Access to safe and clean water by majority of Ugandans may not achieved unless government increases resources it allocates to the Ministry of Water and environment.
Addressing Journalists early this week at the Ministry Head offices ahead of the Uganda Water and Environment Week for 2019, Water and Environment Minister Sam Cheptoris said limited resources have hindered them from executing water projects across the country.
“As a ministry, we are aware that some Ugandans are not accessing safe and clean water both for human consumption and production but nothing can be done unless more resources are allocated to the sector. Currently, our budget cannot allow us to work on major water projects,” the minister told Journalists
On environmental destruction, especially in wetlands, the minister said government will embark on restoring the degraded wetlands by removing all encroachers but he said more time is needed because the exercise is likely to affect people’s livelihoods.
“All those people who have encroached on the wetlands are going to be worked on either in diplomatic ways or by use of force because we have warned them several times and its seems they are not willing to vacate the wetlands. As government, we are working with other stakeholders to ensure that all land titles in wetlands that were issued after the 1995 Constitution, are cancelled since the current environmental law puts all wetlands in government’s possession,” he explained.
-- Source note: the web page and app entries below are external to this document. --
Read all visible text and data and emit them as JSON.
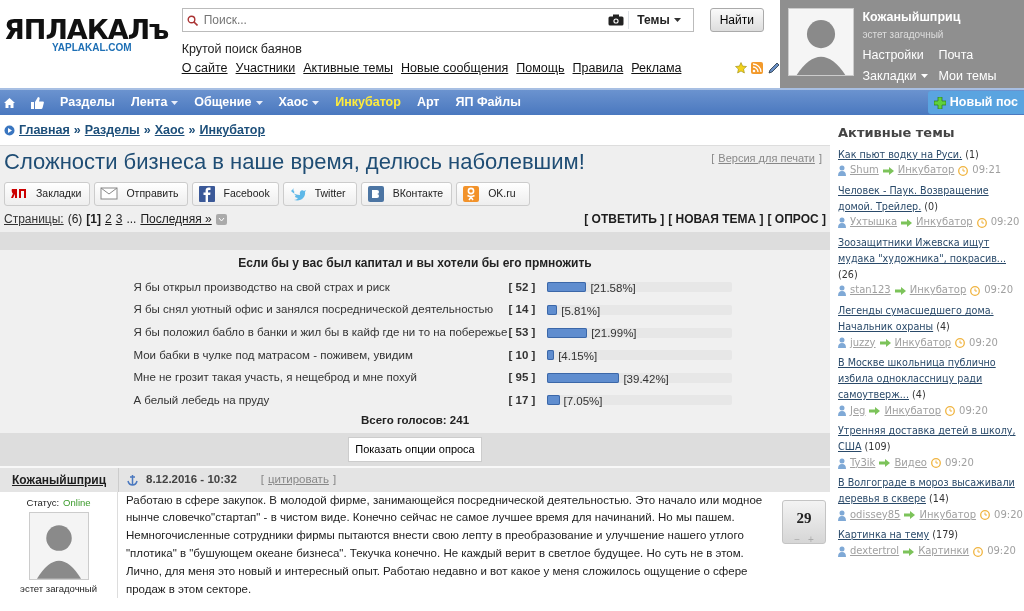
{
  "header": {
    "logo": {
      "title": "ЯПЛАКАЛъ",
      "subtitle": "YAPLAKAL.COM"
    },
    "search": {
      "placeholder": "Поиск...",
      "scope": "Темы",
      "button": "Найти"
    },
    "tagline": "Крутой поиск баянов",
    "links": [
      "О сайте",
      "Участники",
      "Активные темы",
      "Новые сообщения",
      "Помощь",
      "Правила",
      "Реклама"
    ],
    "user": {
      "name": "Кожаныйшприц",
      "title": "эстет загадочный",
      "links": [
        {
          "label": "Настройки",
          "dropdown": false
        },
        {
          "label": "Почта",
          "dropdown": false
        },
        {
          "label": "Закладки",
          "dropdown": true
        },
        {
          "label": "Мои темы",
          "dropdown": false
        }
      ]
    }
  },
  "nav": {
    "items": [
      {
        "label": "Разделы",
        "dropdown": false,
        "highlighted": false
      },
      {
        "label": "Лента",
        "dropdown": true,
        "highlighted": false
      },
      {
        "label": "Общение",
        "dropdown": true,
        "highlighted": false
      },
      {
        "label": "Хаос",
        "dropdown": true,
        "highlighted": false
      },
      {
        "label": "Инкубатор",
        "dropdown": false,
        "highlighted": true
      },
      {
        "label": "Арт",
        "dropdown": false,
        "highlighted": false
      },
      {
        "label": "ЯП Файлы",
        "dropdown": false,
        "highlighted": false
      }
    ],
    "new_post": "Новый пос"
  },
  "breadcrumb": [
    {
      "label": "Главная"
    },
    {
      "separator": "»",
      "label": "Разделы"
    },
    {
      "separator": "»",
      "label": "Хаос"
    },
    {
      "separator": "»",
      "label": "Инкубатор"
    }
  ],
  "topic": {
    "title": "Сложности бизнеса в наше время, делюсь наболевшим!",
    "print_link": {
      "open": "[",
      "label": "Версия для печати",
      "close": "]"
    },
    "share": [
      {
        "kind": "yap",
        "label": "Закладки"
      },
      {
        "kind": "mail",
        "label": "Отправить"
      },
      {
        "kind": "facebook",
        "label": "Facebook"
      },
      {
        "kind": "twitter",
        "label": "Twitter"
      },
      {
        "kind": "vk",
        "label": "ВКонтакте"
      },
      {
        "kind": "ok",
        "label": "OK.ru"
      }
    ],
    "pages": {
      "label": "Страницы:",
      "count": "(6)",
      "selected_open": "[",
      "selected_close": "]",
      "items": [
        {
          "label": "1",
          "selected": true
        },
        {
          "label": "2",
          "selected": false
        },
        {
          "label": "3",
          "selected": false
        }
      ],
      "ellipsis": "...",
      "last": "Последняя »"
    },
    "actions": [
      "[ ОТВЕТИТЬ ]",
      "[ НОВАЯ ТЕМА ]",
      "[ ОПРОС ]"
    ]
  },
  "poll": {
    "question": "Если бы у вас был капитал и вы хотели бы его прмножить",
    "options": [
      {
        "label": "Я бы открыл производство на свой страх и риск",
        "votes": "[ 52 ]",
        "level": 0.2158,
        "percent": "[21.58%]"
      },
      {
        "label": "Я бы снял уютный офис и занялся посреднической деятельностью",
        "votes": "[ 14 ]",
        "level": 0.0581,
        "percent": "[5.81%]"
      },
      {
        "label": "Я бы положил бабло в банки и жил бы в кайф где ни то на побережье",
        "votes": "[ 53 ]",
        "level": 0.2199,
        "percent": "[21.99%]"
      },
      {
        "label": "Мои бабки в чулке под матрасом - поживем, увидим",
        "votes": "[ 10 ]",
        "level": 0.0415,
        "percent": "[4.15%]"
      },
      {
        "label": "Мне не грозит такая участь, я нещеброд и мне похуй",
        "votes": "[ 95 ]",
        "level": 0.3942,
        "percent": "[39.42%]"
      },
      {
        "label": "А белый лебедь на пруду",
        "votes": "[ 17 ]",
        "level": 0.0705,
        "percent": "[7.05%]"
      }
    ],
    "total": "Всего голосов: 241",
    "button": "Показать опции опроса"
  },
  "post": {
    "author": "Кожаныйшприц",
    "status_label": "Статус:",
    "status": "Online",
    "user_title": "эстет загадочный",
    "date": "8.12.2016 - 10:32",
    "quote": {
      "open": "[",
      "label": "цитировать",
      "close": "]"
    },
    "text": "Работаю в сфере закупок. В молодой фирме, занимающейся посреднической деятельностью. Это начало или модное нынче словечко\"стартап\" - в чистом виде. Конечно сейчас не самое лучшее время для начинаний. Но мы пашем. Немногочисленные сотрудники фирмы пытаются внести свою лепту в преобразование и улучшение нашего утлого \"плотика\" в \"бушующем океане бизнеса\". Текучка конечно. Не каждый верит в светлое будущее. Но суть не в этом. Лично, для меня это новый и интересный опыт. Работаю недавно и вот какое у меня сложилось ощущение о сфере продаж в этом секторе.",
    "rating": "29",
    "minus": "−",
    "plus": "+"
  },
  "sidebar": {
    "title": "Активные темы",
    "topics": [
      {
        "title": "Как пьют водку на Руси.",
        "count": "(1)",
        "user": "Shum",
        "section": "Инкубатор",
        "time": "09:21"
      },
      {
        "title": "Человек - Паук. Возвращение домой. Трейлер.",
        "count": "(0)",
        "user": "Ухтышка",
        "section": "Инкубатор",
        "time": "09:20"
      },
      {
        "title": "Зоозащитники Ижевска ищут мудака \"художника\", покрасив...",
        "count": "(26)",
        "user": "stan123",
        "section": "Инкубатор",
        "time": "09:20"
      },
      {
        "title": "Легенды сумасшедшего дома. Начальник охраны",
        "count": "(4)",
        "user": "juzzy",
        "section": "Инкубатор",
        "time": "09:20"
      },
      {
        "title": "В Москве школьница публично избила одноклассницу ради самоутверж...",
        "count": "(4)",
        "user": "Jeg",
        "section": "Инкубатор",
        "time": "09:20"
      },
      {
        "title": "Утренняя доставка детей в школу, США",
        "count": "(109)",
        "user": "Ty3ik",
        "section": "Видео",
        "time": "09:20"
      },
      {
        "title": "В Волгограде в мороз высаживали деревья в сквере",
        "count": "(14)",
        "user": "odissey85",
        "section": "Инкубатор",
        "time": "09:20"
      },
      {
        "title": "Картинка на тему",
        "count": "(179)",
        "user": "dextertrol",
        "section": "Картинки",
        "time": "09:20"
      }
    ]
  }
}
He, however, said government will not stop local people from utilizing the wetlands if they do it in a sustainable way to ensure they are not degraded. To achieve this, the minister said they have developed a wetlands utilization management plan which will guide the members of the general public on which income activities can be carried out in specific wetlands.
Uganda is among countries in African where natural resources such as forests and wetlands are being degraded at a high rate. This has been associated with weaknesses in enforcing environmental laws despite the fact that Uganda has one of the best environmental laws in place.
However, Dr Callist Tindimugaya, the commissioner in charge of Water Resources Planning and Regulation in the Ministry of Water and Environment, also attributed the problem to the general public especially traditional and cultural Institutions alongside religious ones which he blamed for not supporting government in Environment conservation.
“These institutions have big role to play as far as protecting our natural resources is concern they should preach to their followers that Wetlands destruction is not good. As Government we urge them to join Government in sensitizing the public about the danger of Environmental degradation” He said.
The Uganda Environment and Water week will run from March 18 up to 22 March and the main event will be celebrated at the Water Resources training Institute Entebbe. President Museveni is expected to grace the occasion as the chief Guest.
The Event will conclude with the annual commemoration of three vital International Days, that is, World Forest day, World water Day and World Meteorology Day.
The overall theme of the Week is Water and Environment; a strategy driver in attainment of sustainable Development Goals 2030.
The Overall goal of the Week is to improve understanding of the centrality of water and Environment resources in attaining of the SDGs by 2030.
BY SAMUEL NABWIISO